Two US scientists have been awarded the Nobel Prize for medicine for their pioneering work in genetics.
The work of Dr Andrew Fire and Dr Craig Mello could lead to new treatments for a range of illnesses, including viral infections and cancer.
They discovered a phenomenon called RNA interference, which regulates the expression of genes.
The process has the potential to help researchers shut down genes which cause harm in the body.
The breakthrough has also given scientists the ability to systematically test the functions of all human genes.
In its wake, many companies have been set up to develop research tools to make use of what has become a whole new industry.

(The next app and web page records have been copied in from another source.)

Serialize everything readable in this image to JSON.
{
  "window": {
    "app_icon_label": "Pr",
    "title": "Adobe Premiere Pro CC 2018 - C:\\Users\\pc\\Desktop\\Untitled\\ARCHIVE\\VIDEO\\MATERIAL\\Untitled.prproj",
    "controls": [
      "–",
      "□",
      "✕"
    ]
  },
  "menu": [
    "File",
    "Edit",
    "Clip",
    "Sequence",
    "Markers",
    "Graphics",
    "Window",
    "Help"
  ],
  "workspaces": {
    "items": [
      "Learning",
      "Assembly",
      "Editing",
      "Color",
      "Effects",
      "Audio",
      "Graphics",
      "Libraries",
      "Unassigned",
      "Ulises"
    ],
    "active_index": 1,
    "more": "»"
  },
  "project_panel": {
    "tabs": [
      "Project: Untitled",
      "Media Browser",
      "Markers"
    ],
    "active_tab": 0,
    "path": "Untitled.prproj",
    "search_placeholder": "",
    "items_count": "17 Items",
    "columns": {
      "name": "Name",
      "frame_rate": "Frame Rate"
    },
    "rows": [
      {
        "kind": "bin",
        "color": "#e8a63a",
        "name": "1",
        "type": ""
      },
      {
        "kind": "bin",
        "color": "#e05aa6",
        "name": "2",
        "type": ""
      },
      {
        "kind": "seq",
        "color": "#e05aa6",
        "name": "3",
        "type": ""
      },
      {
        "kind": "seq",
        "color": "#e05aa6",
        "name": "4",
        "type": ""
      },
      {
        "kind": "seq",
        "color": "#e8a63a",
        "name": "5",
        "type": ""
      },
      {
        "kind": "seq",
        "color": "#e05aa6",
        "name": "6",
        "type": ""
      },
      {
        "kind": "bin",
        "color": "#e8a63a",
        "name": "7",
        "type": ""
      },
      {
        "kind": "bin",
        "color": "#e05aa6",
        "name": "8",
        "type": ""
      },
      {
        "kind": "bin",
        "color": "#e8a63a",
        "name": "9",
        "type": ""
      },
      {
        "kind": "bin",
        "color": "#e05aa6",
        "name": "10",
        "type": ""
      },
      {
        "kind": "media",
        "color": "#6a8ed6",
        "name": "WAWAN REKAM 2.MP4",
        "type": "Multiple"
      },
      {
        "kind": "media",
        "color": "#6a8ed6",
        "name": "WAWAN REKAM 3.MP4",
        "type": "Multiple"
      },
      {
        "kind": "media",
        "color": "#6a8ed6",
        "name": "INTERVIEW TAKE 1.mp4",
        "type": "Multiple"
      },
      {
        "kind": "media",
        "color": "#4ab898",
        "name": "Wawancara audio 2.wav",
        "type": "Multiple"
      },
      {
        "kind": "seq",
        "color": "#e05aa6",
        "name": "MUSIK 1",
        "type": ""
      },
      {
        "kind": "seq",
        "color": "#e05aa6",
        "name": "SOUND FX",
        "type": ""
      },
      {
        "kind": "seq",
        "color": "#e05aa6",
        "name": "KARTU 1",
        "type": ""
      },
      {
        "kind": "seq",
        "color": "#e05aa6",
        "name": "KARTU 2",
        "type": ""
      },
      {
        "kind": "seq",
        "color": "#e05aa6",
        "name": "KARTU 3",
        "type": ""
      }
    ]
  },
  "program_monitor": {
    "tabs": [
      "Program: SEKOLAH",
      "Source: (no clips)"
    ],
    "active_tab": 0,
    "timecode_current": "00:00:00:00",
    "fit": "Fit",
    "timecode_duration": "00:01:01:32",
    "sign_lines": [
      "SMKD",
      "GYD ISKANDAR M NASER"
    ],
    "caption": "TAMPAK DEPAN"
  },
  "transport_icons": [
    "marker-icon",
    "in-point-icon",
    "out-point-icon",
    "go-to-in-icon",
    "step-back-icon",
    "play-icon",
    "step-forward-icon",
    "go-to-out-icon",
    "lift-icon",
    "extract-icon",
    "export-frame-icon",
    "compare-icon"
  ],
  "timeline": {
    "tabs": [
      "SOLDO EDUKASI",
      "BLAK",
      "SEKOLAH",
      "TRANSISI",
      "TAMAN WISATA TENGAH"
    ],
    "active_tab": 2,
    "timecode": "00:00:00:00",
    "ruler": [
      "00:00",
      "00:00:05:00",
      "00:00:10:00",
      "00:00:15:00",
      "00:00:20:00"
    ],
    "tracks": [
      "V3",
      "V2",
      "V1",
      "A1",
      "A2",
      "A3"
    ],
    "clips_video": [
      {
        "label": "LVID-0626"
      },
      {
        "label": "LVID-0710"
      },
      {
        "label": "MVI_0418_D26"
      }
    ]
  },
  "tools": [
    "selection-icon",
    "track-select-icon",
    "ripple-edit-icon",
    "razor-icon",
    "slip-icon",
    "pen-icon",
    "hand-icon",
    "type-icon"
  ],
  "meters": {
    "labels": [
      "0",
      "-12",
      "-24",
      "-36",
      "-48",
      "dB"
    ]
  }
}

Dr Craig Mello is based at the University of Massachusetts Medical School, and Dr Fire at Stanford University School of Medicine.
RNA interference occurs in both plants and animals.
It plays a key role in mobilising the body's defences against infection, and in keeping unstable genes under control.
The process is already being widely used in science as a method to study the function of genes.
The Nobel citation, issued by Sweden's Karolinska Institute, said: "This year's Nobel Laureates have discovered a fundamental mechanism for controlling the flow of genetic information."
Our genome operates by sending instructions for the manufacture of proteins from DNA in the nucleus of the cell to the protein synthesising machinery in the watery cytoplasm.
These instructions are conveyed by another form of genetic material called messenger RNA (mRNA).
In 1998, Dr Mello and Dr Fire published a paper in the journal Nature detailing how RNA interference can subvert this process - effectively shutting specific genes down.
Tiny snippets of RNA dupe the cell into destroying the gene's mRNA before it can produce a protein.
Scientists have speculated that the mechanism developed hundreds of millions of years ago as a way to protect organisms against invading viruses, which sometimes create double-stranded RNA when they replicate.
Professor Nick Hastie, director of the Medical Research Council's Human Genetics Unit, said the fact that the work had been recognised by the Nobel committee just eight years after it was published indicated just how important it had been.
He said: "It is very unusual for a piece of work to completely revolutionise the whole way we think about biological processes and regulation, but this has opened up a whole new field in biology."
Professor Hastie said previously RNA had been thought to have very little role in regulating genes - in fact some thought it nothing more than a by-product.
Dr Mello and Dr Fire's work had shown that in fact it plays a key role in gene regulation.
The Nobel Prize is worth $1.4m.